Exercise prompt –
Across the records below, report how many lines include the word "JSON", stating the number alone.

═══ Material for the task ═══

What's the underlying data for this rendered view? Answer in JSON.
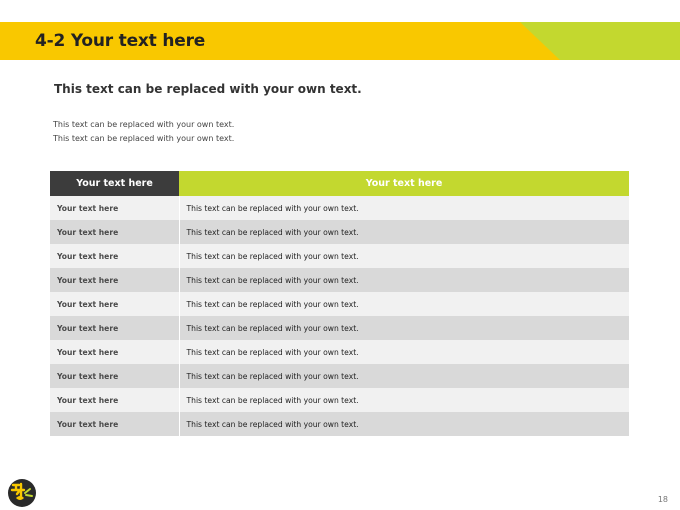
{
  "header": {
    "title": "4-2 Your text here"
  },
  "subtitle": "This text can be replaced with your own text.",
  "description": [
    "This text can be replaced with your own text.",
    "This text can be replaced with your own text."
  ],
  "table": {
    "headers": [
      "Your text here",
      "Your text here"
    ],
    "rows": [
      {
        "key": "Your text here",
        "value": "This text can be replaced with your own text."
      },
      {
        "key": "Your text here",
        "value": "This text can be replaced with your own text."
      },
      {
        "key": "Your text here",
        "value": "This text can be replaced with your own text."
      },
      {
        "key": "Your text here",
        "value": "This text can be replaced with your own text."
      },
      {
        "key": "Your text here",
        "value": "This text can be replaced with your own text."
      },
      {
        "key": "Your text here",
        "value": "This text can be replaced with your own text."
      },
      {
        "key": "Your text here",
        "value": "This text can be replaced with your own text."
      },
      {
        "key": "Your text here",
        "value": "This text can be replaced with your own text."
      },
      {
        "key": "Your text here",
        "value": "This text can be replaced with your own text."
      },
      {
        "key": "Your text here",
        "value": "This text can be replaced with your own text."
      }
    ]
  },
  "footer": {
    "page_number": "18"
  },
  "colors": {
    "banner_yellow": "#f9c800",
    "banner_green": "#c3d82f",
    "header_dark": "#3c3c3c",
    "row_light": "#f1f1f1",
    "row_dark": "#d9d9d9"
  },
  "icons": {
    "logo": "brand-logo-icon"
  }
}
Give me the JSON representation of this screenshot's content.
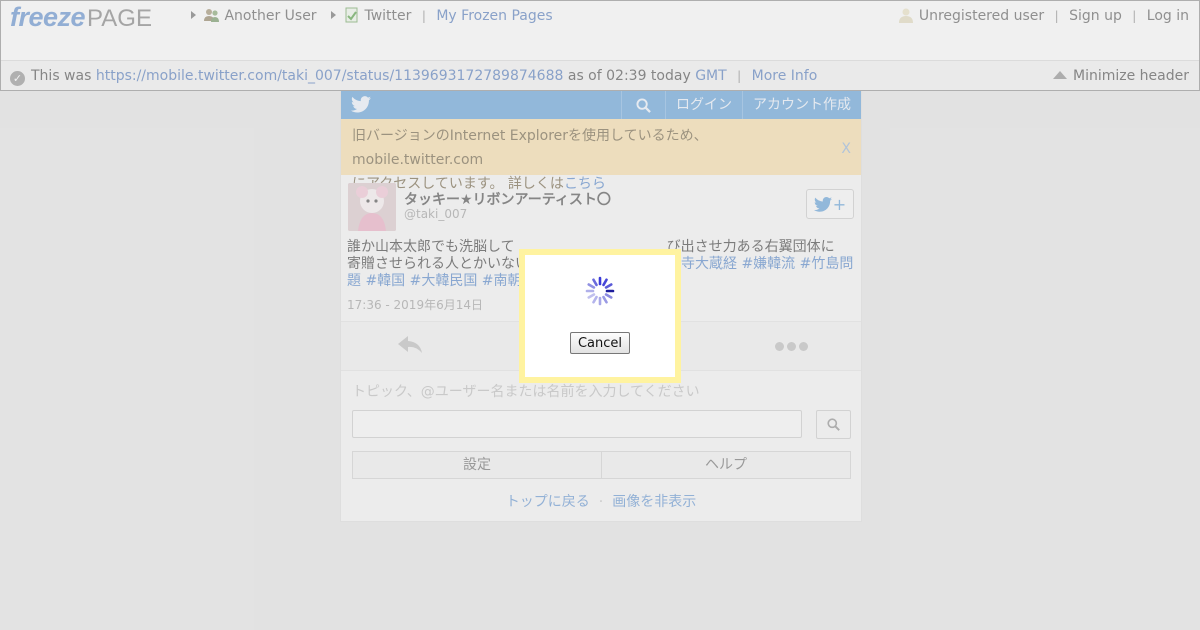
{
  "header": {
    "logo": {
      "freeze": "freeze",
      "page": "PAGE"
    },
    "breadcrumbs": {
      "another_user": "Another User",
      "twitter": "Twitter",
      "sep": "|",
      "my_frozen_pages": "My Frozen Pages"
    },
    "user_menu": {
      "status": "Unregistered user",
      "sign_up": "Sign up",
      "log_in": "Log in",
      "sep": "|"
    },
    "snapshot": {
      "prefix": "This was",
      "url": "https://mobile.twitter.com/taki_007/status/1139693172789874688",
      "as_of": "as of 02:39 today",
      "tz": "GMT",
      "sep": "|",
      "more_info": "More Info"
    },
    "minimize": "Minimize header"
  },
  "twitter": {
    "nav": {
      "login": "ログイン",
      "signup": "アカウント作成"
    },
    "notice": {
      "line1": "旧バージョンのInternet Explorerを使用しているため、mobile.twitter.com",
      "line2": "にアクセスしています。 詳しくは",
      "link": "こちら",
      "close": "X"
    },
    "tweet": {
      "name": "タッキー★リボンアーティスト〇",
      "handle": "@taki_007",
      "text_line1": "誰か山本太郎でも洗脳して",
      "text_line1_tail": "び出させ力ある右翼団体に",
      "text_line2": "寄贈させられる人とかいない",
      "tags_line2": "寺大蔵経 #嫌韓流 #竹島問",
      "tags_line3": "題 #韓国 #大韓民国 #南朝鮮",
      "time": "17:36 - 2019年6月14日"
    },
    "search": {
      "placeholder": "トピック、@ユーザー名または名前を入力してください"
    },
    "links": {
      "settings": "設定",
      "help": "ヘルプ"
    },
    "footer": {
      "top": "トップに戻る",
      "dot": "·",
      "hide_images": "画像を非表示"
    }
  },
  "dialog": {
    "cancel": "Cancel"
  },
  "colors": {
    "twitter_blue": "#5b9bd6",
    "notice_bg": "#f6dba4",
    "dialog_border": "#fff3a0",
    "link_blue": "#4a74b8"
  }
}
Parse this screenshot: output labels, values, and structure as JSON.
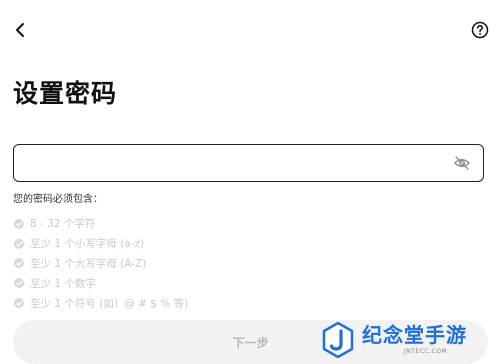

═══

Answer to the problem –
3